> [Exercise goal]:
Copy out each line below in which the string "icon" appears.
==========
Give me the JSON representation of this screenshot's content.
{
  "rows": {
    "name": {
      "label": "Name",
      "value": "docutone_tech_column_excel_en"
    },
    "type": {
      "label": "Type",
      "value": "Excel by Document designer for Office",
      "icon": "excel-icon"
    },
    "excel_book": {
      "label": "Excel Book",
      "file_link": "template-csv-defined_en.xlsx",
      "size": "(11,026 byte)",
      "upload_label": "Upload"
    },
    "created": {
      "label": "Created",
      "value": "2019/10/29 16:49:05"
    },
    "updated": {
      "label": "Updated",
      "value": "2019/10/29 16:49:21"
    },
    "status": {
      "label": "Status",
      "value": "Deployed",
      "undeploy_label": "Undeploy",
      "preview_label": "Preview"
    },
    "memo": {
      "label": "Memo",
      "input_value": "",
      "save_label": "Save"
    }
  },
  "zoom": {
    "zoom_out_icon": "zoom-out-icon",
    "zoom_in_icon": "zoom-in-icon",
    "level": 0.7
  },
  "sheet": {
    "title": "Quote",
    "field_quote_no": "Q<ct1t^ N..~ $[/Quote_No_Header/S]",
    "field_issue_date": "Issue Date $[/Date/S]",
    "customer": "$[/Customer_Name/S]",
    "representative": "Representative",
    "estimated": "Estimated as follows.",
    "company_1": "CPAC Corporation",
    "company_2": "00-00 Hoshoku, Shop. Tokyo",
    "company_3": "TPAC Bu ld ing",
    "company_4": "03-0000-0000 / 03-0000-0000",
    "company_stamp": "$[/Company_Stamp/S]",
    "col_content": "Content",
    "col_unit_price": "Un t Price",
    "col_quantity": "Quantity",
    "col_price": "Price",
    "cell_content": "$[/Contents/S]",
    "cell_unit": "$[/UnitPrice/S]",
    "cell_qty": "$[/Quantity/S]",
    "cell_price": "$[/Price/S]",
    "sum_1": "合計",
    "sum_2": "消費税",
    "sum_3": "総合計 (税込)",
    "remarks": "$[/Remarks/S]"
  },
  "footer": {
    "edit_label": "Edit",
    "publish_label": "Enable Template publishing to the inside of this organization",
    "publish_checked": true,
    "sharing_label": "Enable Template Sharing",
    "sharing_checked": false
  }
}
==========
> [Task output]:
      "icon": "excel-icon"
    "zoom_out_icon": "zoom-out-icon",
    "zoom_in_icon": "zoom-in-icon",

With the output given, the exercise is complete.